▶ _Problem to solve_
Set down every entry exactly as it stands, omitting any picture.

─── Task data ───

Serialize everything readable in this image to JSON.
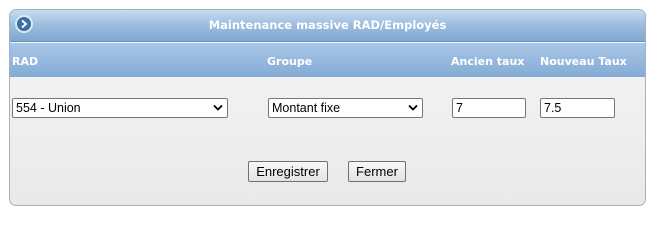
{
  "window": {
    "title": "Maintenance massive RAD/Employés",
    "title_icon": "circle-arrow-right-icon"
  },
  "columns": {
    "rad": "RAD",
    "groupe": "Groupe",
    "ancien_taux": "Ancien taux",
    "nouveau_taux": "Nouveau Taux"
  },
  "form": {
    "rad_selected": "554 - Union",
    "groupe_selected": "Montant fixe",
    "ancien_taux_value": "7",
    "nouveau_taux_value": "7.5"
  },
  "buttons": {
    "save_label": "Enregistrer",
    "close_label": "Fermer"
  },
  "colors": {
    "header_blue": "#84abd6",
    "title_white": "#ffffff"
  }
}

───

▶ _Solution_
Serialize everything readable in this image to JSON.
{
  "window": {
    "title": "Maintenance massive RAD/Employés",
    "title_icon": "circle-arrow-right-icon"
  },
  "columns": {
    "rad": "RAD",
    "groupe": "Groupe",
    "ancien_taux": "Ancien taux",
    "nouveau_taux": "Nouveau Taux"
  },
  "form": {
    "rad_selected": "554 - Union",
    "groupe_selected": "Montant fixe",
    "ancien_taux_value": "7",
    "nouveau_taux_value": "7.5"
  },
  "buttons": {
    "save_label": "Enregistrer",
    "close_label": "Fermer"
  },
  "colors": {
    "header_blue": "#84abd6",
    "title_white": "#ffffff"
  }
}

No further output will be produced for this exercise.